It’s less than 3 weeks ’til Shavuot and it’s been 5 years of Raizy!

It’s the 5th anniversary of my picture book about Shavuos, A Dozen Daisies for Raizy, and I’d like to learn from teachers and librarians what activities they’ve used with the book and how their kids have responded to it. If you have pix of art projects or the like, that’s even better!

You can respond to me in the comments below or privately at beccaklempner@gmail.com.

So little time, so many books to write…

I’ve been busy recently with editing projects, creating a new website (for family campers), and dealing with the general craziness in the Klempner family. That means that I haven’t been doing my own writing very much in the last month. I sat down today to revise something I worked on a couple of weeks ago in my writers’ critique group, and it felt divine. Ahhhh…

Another thing that kept me busy for the past month was an author visit. I read A Dozen Daisies for Raizy just in time for Shavuot & we did a great art project with the students (here are a couple more Raizy tie-in project suggestions…1&2). As usual, the kids wanted to know if there were any more books written about Raizy. I had to explain (again) that in fact I’ve written two sequels, one of which has never been published, the other of which was revised with a different central character and longer format, then published as a short story in Mishpacha Jr. 

I miss Raizy. But rejection letters have demoralized me. I haven’t even tried to write a sequel for quite a while. I’m planning to write another novel this summer, but I think I’ll also try my hand (again) at a follow-up to Raizy. 

I’ve already started brainstorming and scribbling away in my little notebook.

Counting down (or is it up?) ’til Shavuos

This time of year is always a little interesting for me, since my one-and-so-far-only (yes, I’m still whining about that) book is seasonal, as it is set on erev Shavuos. I read my book at synagogue, have friends and acquaintances purchase it, do a school visit…that type of thing.

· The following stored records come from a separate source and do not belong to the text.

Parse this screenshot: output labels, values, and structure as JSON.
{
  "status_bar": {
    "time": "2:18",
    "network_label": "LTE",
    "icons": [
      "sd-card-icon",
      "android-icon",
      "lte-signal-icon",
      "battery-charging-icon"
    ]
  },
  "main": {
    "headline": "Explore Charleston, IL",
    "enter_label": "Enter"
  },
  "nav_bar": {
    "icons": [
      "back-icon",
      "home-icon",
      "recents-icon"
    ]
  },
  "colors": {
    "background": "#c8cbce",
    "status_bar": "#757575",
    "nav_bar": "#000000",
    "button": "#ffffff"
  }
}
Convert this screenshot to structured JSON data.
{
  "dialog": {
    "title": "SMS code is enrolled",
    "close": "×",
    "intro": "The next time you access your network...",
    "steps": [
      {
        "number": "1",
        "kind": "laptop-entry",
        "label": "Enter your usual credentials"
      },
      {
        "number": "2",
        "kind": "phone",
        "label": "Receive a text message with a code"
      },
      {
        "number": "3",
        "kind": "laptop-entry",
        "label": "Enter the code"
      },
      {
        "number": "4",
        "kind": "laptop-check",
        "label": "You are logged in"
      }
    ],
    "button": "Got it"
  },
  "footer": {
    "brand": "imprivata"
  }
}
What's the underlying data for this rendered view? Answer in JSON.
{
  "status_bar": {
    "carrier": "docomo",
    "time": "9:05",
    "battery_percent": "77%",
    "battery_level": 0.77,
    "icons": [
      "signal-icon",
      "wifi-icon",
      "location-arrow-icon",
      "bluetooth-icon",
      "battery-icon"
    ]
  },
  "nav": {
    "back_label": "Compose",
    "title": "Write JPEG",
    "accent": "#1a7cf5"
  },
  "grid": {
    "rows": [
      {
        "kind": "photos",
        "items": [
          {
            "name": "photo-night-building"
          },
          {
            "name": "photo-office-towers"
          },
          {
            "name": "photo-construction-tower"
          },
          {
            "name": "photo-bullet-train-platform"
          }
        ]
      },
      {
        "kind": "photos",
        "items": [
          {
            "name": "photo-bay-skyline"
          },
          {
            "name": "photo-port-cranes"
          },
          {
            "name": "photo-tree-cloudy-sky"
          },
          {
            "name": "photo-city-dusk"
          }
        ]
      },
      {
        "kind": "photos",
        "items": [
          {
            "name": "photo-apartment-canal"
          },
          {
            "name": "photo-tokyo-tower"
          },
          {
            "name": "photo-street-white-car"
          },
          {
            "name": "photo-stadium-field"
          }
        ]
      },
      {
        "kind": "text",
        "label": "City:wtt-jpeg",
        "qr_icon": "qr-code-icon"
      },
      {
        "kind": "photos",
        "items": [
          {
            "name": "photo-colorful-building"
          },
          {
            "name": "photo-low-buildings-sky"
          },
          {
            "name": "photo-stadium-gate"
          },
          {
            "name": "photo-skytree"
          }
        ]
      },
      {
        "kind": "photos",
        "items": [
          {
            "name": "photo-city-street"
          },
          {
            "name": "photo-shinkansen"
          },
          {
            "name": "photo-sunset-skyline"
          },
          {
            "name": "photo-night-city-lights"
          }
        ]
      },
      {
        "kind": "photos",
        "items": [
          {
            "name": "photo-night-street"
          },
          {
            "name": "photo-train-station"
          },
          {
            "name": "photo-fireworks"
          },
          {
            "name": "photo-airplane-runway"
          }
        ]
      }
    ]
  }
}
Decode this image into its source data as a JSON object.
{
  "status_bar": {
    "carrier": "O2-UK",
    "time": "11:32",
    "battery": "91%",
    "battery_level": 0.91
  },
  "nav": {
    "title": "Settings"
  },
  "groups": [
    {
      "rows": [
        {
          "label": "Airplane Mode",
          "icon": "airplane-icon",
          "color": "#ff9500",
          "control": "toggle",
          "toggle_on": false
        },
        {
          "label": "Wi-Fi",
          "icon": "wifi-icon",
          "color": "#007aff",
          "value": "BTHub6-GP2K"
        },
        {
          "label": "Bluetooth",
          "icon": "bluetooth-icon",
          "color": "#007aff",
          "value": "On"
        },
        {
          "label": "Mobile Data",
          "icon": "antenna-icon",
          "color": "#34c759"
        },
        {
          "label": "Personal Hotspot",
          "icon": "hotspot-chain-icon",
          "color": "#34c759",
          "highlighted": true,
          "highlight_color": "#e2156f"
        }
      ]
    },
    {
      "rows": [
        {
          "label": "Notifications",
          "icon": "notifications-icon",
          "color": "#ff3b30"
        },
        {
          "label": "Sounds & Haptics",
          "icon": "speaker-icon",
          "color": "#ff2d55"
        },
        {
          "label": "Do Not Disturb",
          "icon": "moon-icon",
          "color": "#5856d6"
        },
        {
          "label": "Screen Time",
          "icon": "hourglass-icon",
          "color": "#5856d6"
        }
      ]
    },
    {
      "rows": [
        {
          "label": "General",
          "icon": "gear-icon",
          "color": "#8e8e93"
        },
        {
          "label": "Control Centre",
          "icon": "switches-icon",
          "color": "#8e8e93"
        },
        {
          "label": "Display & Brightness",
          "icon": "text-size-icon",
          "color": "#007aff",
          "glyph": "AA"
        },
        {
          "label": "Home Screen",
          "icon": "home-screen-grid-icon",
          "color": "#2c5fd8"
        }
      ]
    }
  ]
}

There aren’t many Shavuos books out there, which is one of the reasons I wrote the book. When A Dozen Daisies for Raizy finally came out (I think it holds the publisher’s record for longest stretch from manuscript sale to publication), it came out the same year as the Shavuot book in the Sammy Spider series. My first thought was “Oy!” but others told me that people about to purchase Sammy Spider (a very well-known commodity) might see my Shavuos book and then either buy mine instead or as well. I felt a little better.
Then, reviews started trickling in. Most of mine were good or at least okay–the kids, parents, teachers and librarians who’ve spoken to me have been much more enthusiastic–but there was ONE review that was SO BAD I wanted to cry. And when A Dozen Daisies for Raizy became available through Amazon, that was the review posted on the page for the book, because it was from the most prestigious source.
One of the things that was most hurtful was that the person who wrote the review compared my book unfavorably to another book, A Mountain of Blintzes.
Buy this book
This was like turning to your kid and saying, “You’re terrible, but your big sister…she’s terrific.” Right to her face.
The thing is…I really like A Mountain of Blintzes! But I almost couldn’t, because of the hurtfulness of the reviewer’s words. It’s the tragedy of saying Onaas HaDevarim (hurtful speech prohibited by the Torah). My anger at the reviewer almost carried over to anger against Barbara Diamond Goldin (author of …Blintzes) who I’m sure had NOTHING to do with the aforementioned hurtful statement.
Thankfully, I’m pretty much over this whole episode now. I’m actually sad for Barbara Diamond Goldin, because her funny, lovely book is tragically out of print. You can still find it in libraries and through online booksellers who deal in out-of-print merchandise. I urge you to borrow or purchase it during the upcoming holiday season.
And if you can borrow or buy A Dozen Daisies for Raizy, too…that’s even better.

In the beginning…

…there was a rejection letter. O.K., lots of rejection letters. I’ve published one children’s book (A Dozen Daisies for Raizy in 2008) and have spent years trying to sell another, unsuccessfully. After spending so much time writing and rewriting and workshopping my stories, I couldn’t just toss them out with the garbage. What should I do with them? Serialize and post on the web!

In this blog you’ll get daily (well, more likely twice-weekly) installments of stories. Most of the stories will have Jewish content and characters, but not all will. Some might be better than others. Feedback is always welcome.